Activity
Lines from the listing below that contain the string "Prima" are to be reported.

Exercise material
────────────────────────────────────────
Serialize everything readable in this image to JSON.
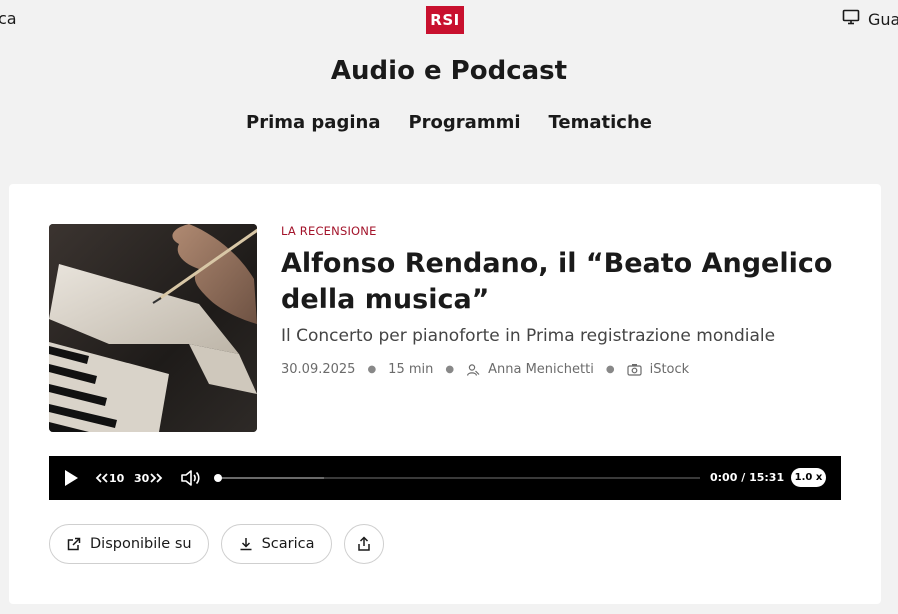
{
  "header": {
    "left_partial": "ca",
    "logo_text": "RSI",
    "right_partial": "Gua",
    "right_icon": "monitor-icon",
    "site_title": "Audio e Podcast"
  },
  "nav": {
    "items": [
      "Prima pagina",
      "Programmi",
      "Tematiche"
    ]
  },
  "article": {
    "kicker": "LA RECENSIONE",
    "title": "Alfonso Rendano, il “Beato Angelico della musica”",
    "subtitle": "Il Concerto per pianoforte in Prima registrazione mondiale",
    "date": "30.09.2025",
    "duration": "15 min",
    "author": "Anna Menichetti",
    "photo_credit": "iStock"
  },
  "player": {
    "rewind_label": "10",
    "forward_label": "30",
    "current_time": "0:00",
    "separator": "/",
    "total_time": "15:31",
    "speed": "1.0 x",
    "progress": 0.0,
    "buffered": 0.22
  },
  "actions": {
    "available_label": "Disponibile su",
    "download_label": "Scarica"
  },
  "colors": {
    "brand": "#c8102e",
    "kicker": "#a3132a",
    "player_bg": "#000000"
  }
}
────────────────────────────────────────
Answer section
      "Prima pagina",
    "subtitle": "Il Concerto per pianoforte in Prima registrazione mondiale",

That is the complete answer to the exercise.